Requirement. Set down every entry again exactly as it stands below.

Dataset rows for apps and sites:

______

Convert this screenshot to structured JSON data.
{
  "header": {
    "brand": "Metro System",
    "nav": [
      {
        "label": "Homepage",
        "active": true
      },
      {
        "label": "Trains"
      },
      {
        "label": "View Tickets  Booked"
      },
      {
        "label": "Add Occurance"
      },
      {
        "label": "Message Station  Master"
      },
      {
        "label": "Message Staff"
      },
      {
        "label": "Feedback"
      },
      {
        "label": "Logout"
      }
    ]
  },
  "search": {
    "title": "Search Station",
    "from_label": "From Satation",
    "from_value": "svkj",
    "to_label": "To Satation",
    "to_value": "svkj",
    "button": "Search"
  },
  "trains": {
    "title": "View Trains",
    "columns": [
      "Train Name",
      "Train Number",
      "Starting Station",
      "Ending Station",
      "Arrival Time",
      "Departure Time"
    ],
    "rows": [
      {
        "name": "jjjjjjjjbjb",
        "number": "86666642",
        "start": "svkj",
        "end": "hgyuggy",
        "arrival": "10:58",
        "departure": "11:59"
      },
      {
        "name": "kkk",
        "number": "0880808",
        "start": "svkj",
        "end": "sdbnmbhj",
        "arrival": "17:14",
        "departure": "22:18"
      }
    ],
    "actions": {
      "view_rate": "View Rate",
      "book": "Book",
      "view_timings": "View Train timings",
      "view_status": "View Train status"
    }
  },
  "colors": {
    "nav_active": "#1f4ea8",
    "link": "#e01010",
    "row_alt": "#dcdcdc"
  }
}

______

Your response.
Convert this screenshot to structured JSON data.
{
  "header": {
    "brand": "Metro System",
    "nav": [
      {
        "label": "Homepage",
        "active": true
      },
      {
        "label": "Trains"
      },
      {
        "label": "View Tickets  Booked"
      },
      {
        "label": "Add Occurance"
      },
      {
        "label": "Message Station  Master"
      },
      {
        "label": "Message Staff"
      },
      {
        "label": "Feedback"
      },
      {
        "label": "Logout"
      }
    ]
  },
  "search": {
    "title": "Search Station",
    "from_label": "From Satation",
    "from_value": "svkj",
    "to_label": "To Satation",
    "to_value": "svkj",
    "button": "Search"
  },
  "trains": {
    "title": "View Trains",
    "columns": [
      "Train Name",
      "Train Number",
      "Starting Station",
      "Ending Station",
      "Arrival Time",
      "Departure Time"
    ],
    "rows": [
      {
        "name": "jjjjjjjjbjb",
        "number": "86666642",
        "start": "svkj",
        "end": "hgyuggy",
        "arrival": "10:58",
        "departure": "11:59"
      },
      {
        "name": "kkk",
        "number": "0880808",
        "start": "svkj",
        "end": "sdbnmbhj",
        "arrival": "17:14",
        "departure": "22:18"
      }
    ],
    "actions": {
      "view_rate": "View Rate",
      "book": "Book",
      "view_timings": "View Train timings",
      "view_status": "View Train status"
    }
  },
  "colors": {
    "nav_active": "#1f4ea8",
    "link": "#e01010",
    "row_alt": "#dcdcdc"
  }
}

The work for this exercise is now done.